Problem to solve:
Scan the entries and state how many lines contain "timestamp". Write no other text.
Start of Exercise materials
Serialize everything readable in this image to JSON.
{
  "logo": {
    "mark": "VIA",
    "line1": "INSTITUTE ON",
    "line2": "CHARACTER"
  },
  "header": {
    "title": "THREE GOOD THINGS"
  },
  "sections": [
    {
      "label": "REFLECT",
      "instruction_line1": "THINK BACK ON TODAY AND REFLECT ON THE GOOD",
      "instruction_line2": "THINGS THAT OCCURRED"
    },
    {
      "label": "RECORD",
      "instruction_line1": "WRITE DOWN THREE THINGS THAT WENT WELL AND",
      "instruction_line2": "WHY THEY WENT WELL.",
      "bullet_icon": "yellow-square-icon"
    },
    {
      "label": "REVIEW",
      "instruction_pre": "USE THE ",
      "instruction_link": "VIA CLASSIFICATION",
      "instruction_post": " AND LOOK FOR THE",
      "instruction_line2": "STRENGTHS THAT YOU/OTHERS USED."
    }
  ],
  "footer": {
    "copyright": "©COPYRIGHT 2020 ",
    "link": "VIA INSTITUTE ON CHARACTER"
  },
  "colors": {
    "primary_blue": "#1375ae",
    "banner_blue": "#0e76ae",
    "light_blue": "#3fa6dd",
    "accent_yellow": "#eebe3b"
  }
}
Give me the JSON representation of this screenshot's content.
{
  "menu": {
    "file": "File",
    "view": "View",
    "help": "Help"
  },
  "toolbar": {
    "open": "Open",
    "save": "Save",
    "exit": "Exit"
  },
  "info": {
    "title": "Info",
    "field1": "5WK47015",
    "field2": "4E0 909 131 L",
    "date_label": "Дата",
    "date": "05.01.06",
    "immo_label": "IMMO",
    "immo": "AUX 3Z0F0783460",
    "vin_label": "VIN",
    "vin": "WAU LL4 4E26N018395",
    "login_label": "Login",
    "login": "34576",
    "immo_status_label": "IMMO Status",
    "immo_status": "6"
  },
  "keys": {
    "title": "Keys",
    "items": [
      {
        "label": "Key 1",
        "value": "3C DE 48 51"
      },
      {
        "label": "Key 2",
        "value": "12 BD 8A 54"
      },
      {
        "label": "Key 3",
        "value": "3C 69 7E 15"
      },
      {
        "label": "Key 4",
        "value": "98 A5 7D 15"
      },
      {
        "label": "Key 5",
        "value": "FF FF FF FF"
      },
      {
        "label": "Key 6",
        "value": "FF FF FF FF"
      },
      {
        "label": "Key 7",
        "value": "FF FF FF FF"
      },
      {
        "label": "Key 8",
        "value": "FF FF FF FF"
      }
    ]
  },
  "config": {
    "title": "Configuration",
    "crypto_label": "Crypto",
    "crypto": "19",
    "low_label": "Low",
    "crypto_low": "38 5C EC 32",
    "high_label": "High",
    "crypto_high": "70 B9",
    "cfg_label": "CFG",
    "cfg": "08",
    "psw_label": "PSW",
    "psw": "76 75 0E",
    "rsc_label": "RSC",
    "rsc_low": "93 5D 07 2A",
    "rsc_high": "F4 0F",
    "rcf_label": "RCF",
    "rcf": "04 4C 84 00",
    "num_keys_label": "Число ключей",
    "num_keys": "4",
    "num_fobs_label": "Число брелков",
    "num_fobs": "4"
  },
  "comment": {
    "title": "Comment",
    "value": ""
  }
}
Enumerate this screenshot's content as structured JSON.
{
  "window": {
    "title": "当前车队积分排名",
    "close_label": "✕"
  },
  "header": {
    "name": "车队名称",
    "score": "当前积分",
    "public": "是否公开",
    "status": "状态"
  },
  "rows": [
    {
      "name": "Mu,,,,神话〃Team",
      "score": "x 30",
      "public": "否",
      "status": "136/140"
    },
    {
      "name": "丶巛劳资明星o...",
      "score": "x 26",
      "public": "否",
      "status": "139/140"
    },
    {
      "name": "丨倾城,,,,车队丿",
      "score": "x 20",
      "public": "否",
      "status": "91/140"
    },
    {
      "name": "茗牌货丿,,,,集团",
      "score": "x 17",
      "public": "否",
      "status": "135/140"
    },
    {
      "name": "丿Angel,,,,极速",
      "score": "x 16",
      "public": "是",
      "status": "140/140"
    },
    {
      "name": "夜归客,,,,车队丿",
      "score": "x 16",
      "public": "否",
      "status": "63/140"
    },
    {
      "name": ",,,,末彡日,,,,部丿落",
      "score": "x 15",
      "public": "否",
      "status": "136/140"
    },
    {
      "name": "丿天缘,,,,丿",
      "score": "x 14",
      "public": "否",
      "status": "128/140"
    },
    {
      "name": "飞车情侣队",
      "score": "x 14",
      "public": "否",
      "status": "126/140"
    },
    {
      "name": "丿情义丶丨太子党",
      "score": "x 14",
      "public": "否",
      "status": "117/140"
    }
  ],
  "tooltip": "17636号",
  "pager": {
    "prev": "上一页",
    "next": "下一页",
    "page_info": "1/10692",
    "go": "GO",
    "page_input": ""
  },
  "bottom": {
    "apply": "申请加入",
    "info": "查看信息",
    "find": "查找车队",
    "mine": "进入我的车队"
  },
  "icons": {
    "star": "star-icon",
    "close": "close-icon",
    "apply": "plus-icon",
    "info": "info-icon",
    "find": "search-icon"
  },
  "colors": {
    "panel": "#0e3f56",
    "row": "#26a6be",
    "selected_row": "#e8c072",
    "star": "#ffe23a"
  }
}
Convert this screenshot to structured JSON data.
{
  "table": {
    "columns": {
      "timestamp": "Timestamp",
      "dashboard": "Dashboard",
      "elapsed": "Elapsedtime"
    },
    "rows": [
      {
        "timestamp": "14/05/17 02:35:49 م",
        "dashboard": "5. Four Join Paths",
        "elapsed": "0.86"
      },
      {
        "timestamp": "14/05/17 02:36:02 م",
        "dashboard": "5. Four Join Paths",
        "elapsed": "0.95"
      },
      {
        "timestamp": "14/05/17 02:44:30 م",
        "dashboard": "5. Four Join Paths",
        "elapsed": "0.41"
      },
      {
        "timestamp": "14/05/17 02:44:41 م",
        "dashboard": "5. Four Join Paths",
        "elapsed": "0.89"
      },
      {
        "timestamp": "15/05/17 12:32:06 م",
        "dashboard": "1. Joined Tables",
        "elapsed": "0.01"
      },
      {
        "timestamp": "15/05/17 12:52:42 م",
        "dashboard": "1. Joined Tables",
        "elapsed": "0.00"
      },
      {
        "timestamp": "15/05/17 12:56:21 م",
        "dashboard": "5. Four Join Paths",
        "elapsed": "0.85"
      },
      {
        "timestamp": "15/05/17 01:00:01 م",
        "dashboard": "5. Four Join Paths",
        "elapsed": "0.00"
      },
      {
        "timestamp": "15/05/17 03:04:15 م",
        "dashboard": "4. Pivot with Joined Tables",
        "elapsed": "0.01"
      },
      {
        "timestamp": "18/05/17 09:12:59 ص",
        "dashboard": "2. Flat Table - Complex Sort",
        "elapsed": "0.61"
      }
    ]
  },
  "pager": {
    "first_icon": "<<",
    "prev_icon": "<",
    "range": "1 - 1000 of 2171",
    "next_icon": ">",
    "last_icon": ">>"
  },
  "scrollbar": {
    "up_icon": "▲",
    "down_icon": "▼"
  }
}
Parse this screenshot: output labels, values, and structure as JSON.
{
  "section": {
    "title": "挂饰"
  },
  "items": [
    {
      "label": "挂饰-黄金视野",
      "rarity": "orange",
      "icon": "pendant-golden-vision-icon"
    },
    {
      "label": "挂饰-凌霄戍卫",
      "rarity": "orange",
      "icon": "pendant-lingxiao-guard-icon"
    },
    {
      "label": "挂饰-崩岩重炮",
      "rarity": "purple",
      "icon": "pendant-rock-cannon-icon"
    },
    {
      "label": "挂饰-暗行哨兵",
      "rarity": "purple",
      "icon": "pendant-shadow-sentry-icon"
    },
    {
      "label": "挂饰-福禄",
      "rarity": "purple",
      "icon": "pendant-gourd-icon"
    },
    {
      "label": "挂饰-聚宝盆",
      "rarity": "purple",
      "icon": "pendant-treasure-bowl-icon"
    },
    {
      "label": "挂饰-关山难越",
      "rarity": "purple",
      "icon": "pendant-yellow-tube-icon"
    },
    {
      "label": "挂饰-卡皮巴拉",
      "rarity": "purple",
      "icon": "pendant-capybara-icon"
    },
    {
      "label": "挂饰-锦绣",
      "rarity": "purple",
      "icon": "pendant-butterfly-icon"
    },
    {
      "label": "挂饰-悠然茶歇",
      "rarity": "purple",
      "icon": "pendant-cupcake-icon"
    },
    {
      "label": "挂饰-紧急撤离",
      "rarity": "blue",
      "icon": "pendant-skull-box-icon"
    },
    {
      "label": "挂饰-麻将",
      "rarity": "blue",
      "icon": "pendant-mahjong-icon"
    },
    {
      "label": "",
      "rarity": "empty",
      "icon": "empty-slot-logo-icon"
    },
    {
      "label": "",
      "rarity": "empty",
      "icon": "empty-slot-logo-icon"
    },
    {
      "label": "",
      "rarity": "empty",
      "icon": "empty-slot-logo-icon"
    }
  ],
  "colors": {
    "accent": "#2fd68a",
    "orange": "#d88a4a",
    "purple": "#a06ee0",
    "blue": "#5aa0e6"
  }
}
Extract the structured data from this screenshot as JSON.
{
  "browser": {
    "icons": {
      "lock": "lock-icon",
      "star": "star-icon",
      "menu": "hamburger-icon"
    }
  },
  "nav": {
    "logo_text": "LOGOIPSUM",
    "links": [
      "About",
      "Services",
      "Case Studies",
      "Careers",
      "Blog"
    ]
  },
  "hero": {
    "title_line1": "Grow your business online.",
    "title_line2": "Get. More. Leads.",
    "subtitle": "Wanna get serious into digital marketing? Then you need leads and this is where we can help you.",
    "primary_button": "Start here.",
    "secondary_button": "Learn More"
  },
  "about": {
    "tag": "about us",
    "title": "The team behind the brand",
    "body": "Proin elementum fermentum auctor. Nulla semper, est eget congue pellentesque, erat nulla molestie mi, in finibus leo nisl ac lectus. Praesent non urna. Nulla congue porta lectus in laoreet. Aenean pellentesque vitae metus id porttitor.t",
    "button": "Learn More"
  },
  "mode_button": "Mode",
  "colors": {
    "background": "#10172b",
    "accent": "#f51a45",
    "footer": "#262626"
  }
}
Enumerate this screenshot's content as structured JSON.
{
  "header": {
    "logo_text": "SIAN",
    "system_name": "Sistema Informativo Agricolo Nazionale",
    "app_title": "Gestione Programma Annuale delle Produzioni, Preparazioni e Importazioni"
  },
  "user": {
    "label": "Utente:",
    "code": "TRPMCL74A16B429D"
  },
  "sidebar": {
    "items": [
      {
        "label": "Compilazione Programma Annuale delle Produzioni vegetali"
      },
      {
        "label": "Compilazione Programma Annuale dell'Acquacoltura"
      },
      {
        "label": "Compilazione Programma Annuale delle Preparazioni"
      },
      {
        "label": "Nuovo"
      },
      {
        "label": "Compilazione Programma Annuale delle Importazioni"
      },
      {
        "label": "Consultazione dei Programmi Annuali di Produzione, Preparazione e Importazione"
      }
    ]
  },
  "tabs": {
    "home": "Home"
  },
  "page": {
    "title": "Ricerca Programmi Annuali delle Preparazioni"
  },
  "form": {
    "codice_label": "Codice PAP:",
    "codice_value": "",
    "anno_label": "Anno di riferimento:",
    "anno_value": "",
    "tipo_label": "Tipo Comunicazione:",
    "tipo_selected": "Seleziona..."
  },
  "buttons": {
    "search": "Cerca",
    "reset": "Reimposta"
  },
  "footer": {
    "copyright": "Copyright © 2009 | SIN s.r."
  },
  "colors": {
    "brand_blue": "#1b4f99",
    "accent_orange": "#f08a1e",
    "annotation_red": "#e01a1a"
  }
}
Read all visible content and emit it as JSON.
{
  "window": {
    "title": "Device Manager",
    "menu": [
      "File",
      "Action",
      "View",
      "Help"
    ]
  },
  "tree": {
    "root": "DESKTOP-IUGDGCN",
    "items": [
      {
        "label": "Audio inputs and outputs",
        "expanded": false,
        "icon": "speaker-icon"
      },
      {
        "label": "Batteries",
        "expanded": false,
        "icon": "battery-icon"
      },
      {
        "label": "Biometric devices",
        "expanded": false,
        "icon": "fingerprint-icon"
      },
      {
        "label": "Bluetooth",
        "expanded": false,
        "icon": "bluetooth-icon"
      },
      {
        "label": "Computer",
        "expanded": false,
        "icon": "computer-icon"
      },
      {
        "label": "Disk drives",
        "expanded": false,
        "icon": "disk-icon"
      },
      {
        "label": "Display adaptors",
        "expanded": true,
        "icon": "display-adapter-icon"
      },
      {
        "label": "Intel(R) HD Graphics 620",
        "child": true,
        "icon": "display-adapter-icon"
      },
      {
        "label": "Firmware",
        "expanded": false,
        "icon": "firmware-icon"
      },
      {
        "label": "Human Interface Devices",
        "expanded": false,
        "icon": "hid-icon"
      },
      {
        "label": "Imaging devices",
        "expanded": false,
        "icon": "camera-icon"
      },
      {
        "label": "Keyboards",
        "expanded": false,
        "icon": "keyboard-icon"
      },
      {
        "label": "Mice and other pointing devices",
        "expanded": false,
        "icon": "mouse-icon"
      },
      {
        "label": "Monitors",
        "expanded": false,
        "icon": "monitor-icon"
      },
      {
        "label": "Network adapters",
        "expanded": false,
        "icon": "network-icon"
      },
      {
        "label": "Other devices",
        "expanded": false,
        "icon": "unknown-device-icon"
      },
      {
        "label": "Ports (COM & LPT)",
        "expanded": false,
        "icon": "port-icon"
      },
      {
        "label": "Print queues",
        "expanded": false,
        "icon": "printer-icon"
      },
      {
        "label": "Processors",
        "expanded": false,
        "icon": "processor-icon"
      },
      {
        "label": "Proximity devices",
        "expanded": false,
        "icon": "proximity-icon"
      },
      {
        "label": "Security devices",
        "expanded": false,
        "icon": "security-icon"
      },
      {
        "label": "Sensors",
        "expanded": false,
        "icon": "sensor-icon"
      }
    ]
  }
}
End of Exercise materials
Answer box:
11